**ABOUT THIS EXERCISE**
Without the pictures, give every record again exactly.

**AVAILABLE DATA**
----------

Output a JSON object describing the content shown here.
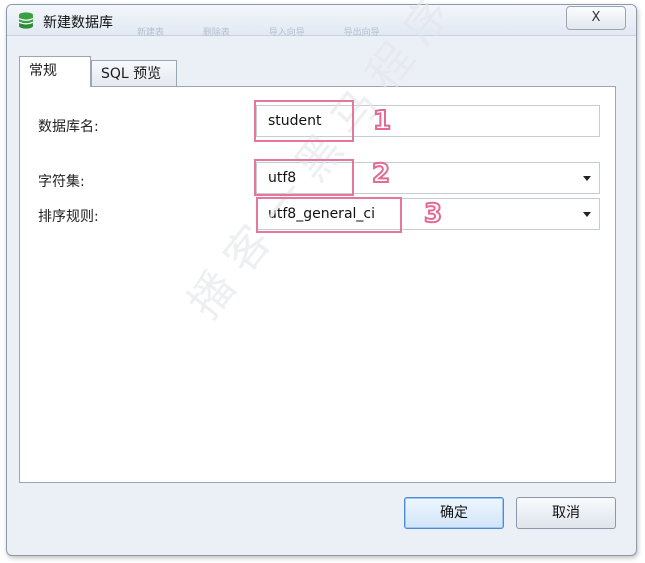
{
  "window": {
    "title": "新建数据库",
    "close_label": "X",
    "ghost_toolbar": [
      "新建表",
      "删除表",
      "导入向导",
      "导出向导"
    ]
  },
  "tabs": [
    {
      "label": "常规",
      "active": true
    },
    {
      "label": "SQL 预览",
      "active": false
    }
  ],
  "form": {
    "db_name": {
      "label": "数据库名:",
      "value": "student"
    },
    "charset": {
      "label": "字符集:",
      "value": "utf8"
    },
    "collation": {
      "label": "排序规则:",
      "value": "utf8_general_ci"
    }
  },
  "markers": [
    "1",
    "2",
    "3"
  ],
  "buttons": {
    "ok": "确定",
    "cancel": "取消"
  },
  "watermark": "播客一黑马程序员",
  "colors": {
    "highlight": "#e8769b",
    "accent": "#4a8bd6",
    "icon": "#3aa043"
  },
  "icons": {
    "title": "database-icon",
    "dropdown": "chevron-down-icon"
  }
}
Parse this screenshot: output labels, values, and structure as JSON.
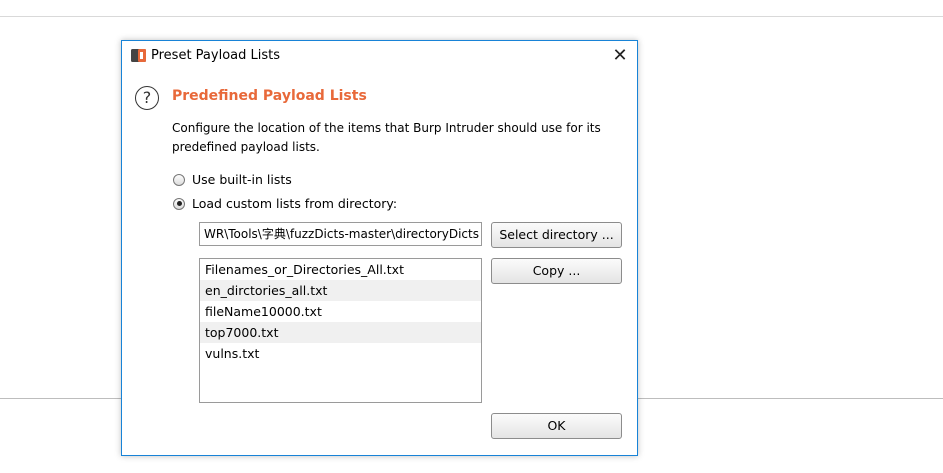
{
  "dialog": {
    "title": "Preset Payload Lists",
    "close_glyph": "✕",
    "heading": "Predefined Payload Lists",
    "description": "Configure the location of the items that Burp Intruder should use for its predefined payload lists.",
    "help_glyph": "?",
    "radios": {
      "builtin_label": "Use built-in lists",
      "custom_label": "Load custom lists from directory:",
      "selected": "custom"
    },
    "directory_path": "WR\\Tools\\字典\\fuzzDicts-master\\directoryDicts",
    "select_directory_label": "Select directory ...",
    "copy_label": "Copy ...",
    "ok_label": "OK",
    "files": [
      "Filenames_or_Directories_All.txt",
      "en_dirctories_all.txt",
      "fileName10000.txt",
      "top7000.txt",
      "vulns.txt"
    ],
    "colors": {
      "heading": "#e8693a",
      "border": "#1883d7",
      "app_icon_dark": "#444444",
      "app_icon_orange": "#e8693a"
    }
  }
}
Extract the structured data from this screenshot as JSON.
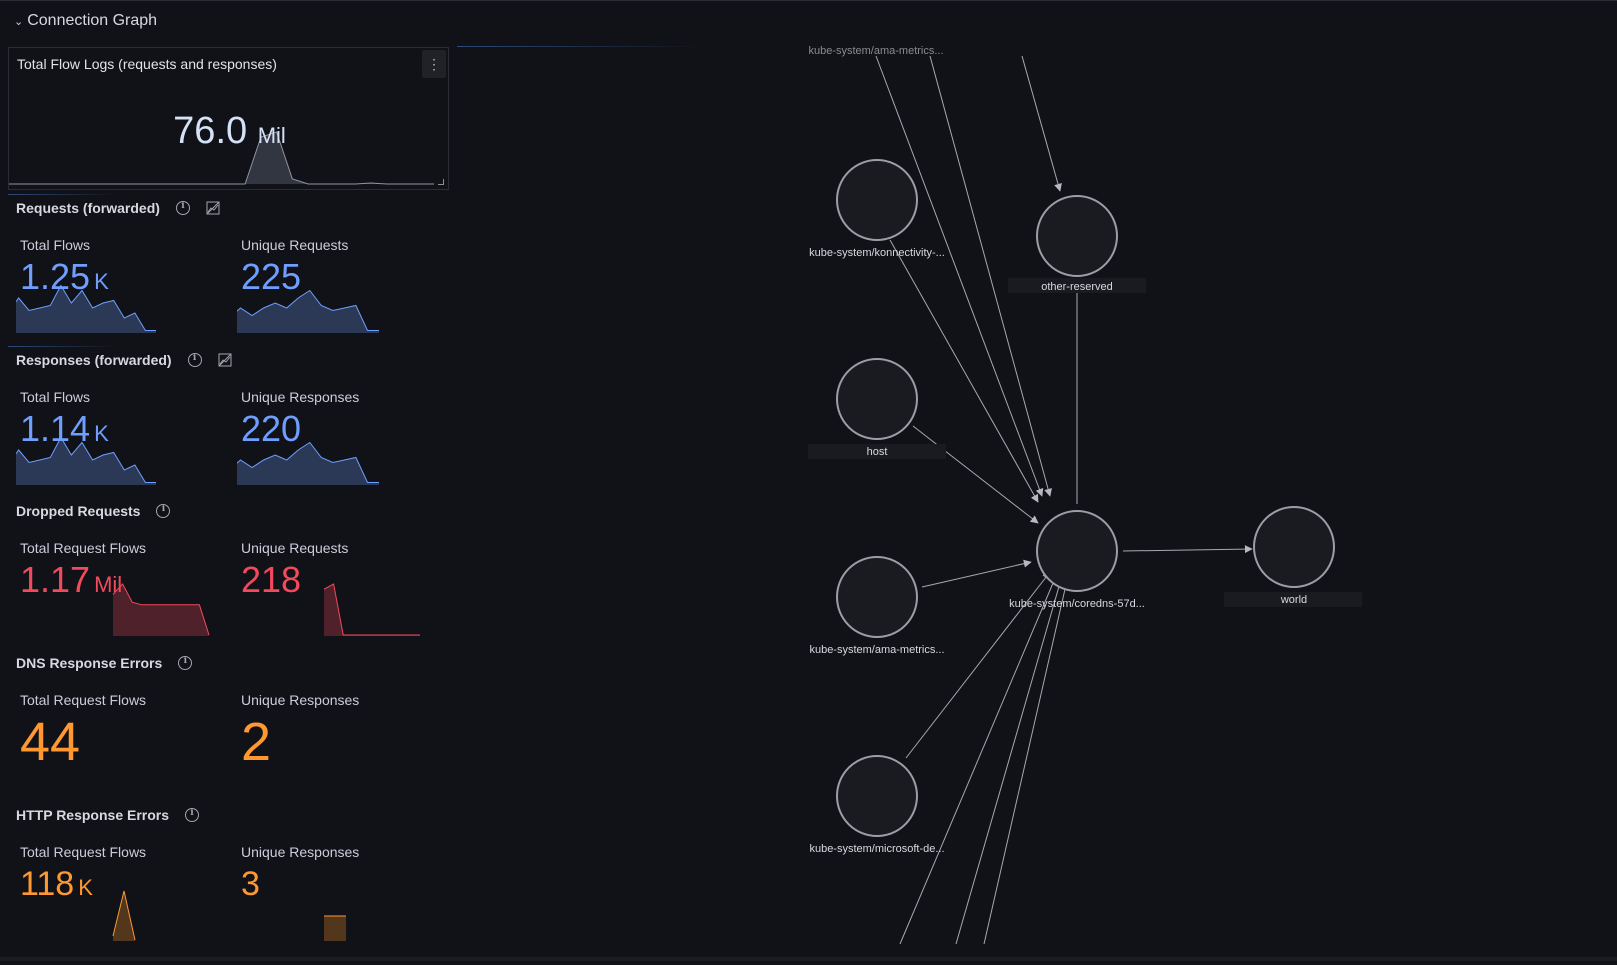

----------

**RESULT OF THE EXERCISE**
Output a JSON object describing the content shown here.
{
  "window": {
    "title": "新建数据库",
    "close_label": "X",
    "ghost_toolbar": [
      "新建表",
      "删除表",
      "导入向导",
      "导出向导"
    ]
  },
  "tabs": [
    {
      "label": "常规",
      "active": true
    },
    {
      "label": "SQL 预览",
      "active": false
    }
  ],
  "form": {
    "db_name": {
      "label": "数据库名:",
      "value": "student"
    },
    "charset": {
      "label": "字符集:",
      "value": "utf8"
    },
    "collation": {
      "label": "排序规则:",
      "value": "utf8_general_ci"
    }
  },
  "markers": [
    "1",
    "2",
    "3"
  ],
  "buttons": {
    "ok": "确定",
    "cancel": "取消"
  },
  "watermark": "播客一黑马程序员",
  "colors": {
    "highlight": "#e8769b",
    "accent": "#4a8bd6",
    "icon": "#3aa043"
  },
  "icons": {
    "title": "database-icon",
    "dropdown": "chevron-down-icon"
  }
}
Parse this screenshot: output labels, values, and structure as JSON.
{
  "dialog": {
    "title": "Preset Payload Lists",
    "close_glyph": "✕",
    "heading": "Predefined Payload Lists",
    "description": "Configure the location of the items that Burp Intruder should use for its predefined payload lists.",
    "help_glyph": "?",
    "radios": {
      "builtin_label": "Use built-in lists",
      "custom_label": "Load custom lists from directory:",
      "selected": "custom"
    },
    "directory_path": "WR\\Tools\\字典\\fuzzDicts-master\\directoryDicts",
    "select_directory_label": "Select directory ...",
    "copy_label": "Copy ...",
    "ok_label": "OK",
    "files": [
      "Filenames_or_Directories_All.txt",
      "en_dirctories_all.txt",
      "fileName10000.txt",
      "top7000.txt",
      "vulns.txt"
    ],
    "colors": {
      "heading": "#e8693a",
      "border": "#1883d7",
      "app_icon_dark": "#444444",
      "app_icon_orange": "#e8693a"
    }
  }
}
Extract the structured data from this screenshot as JSON.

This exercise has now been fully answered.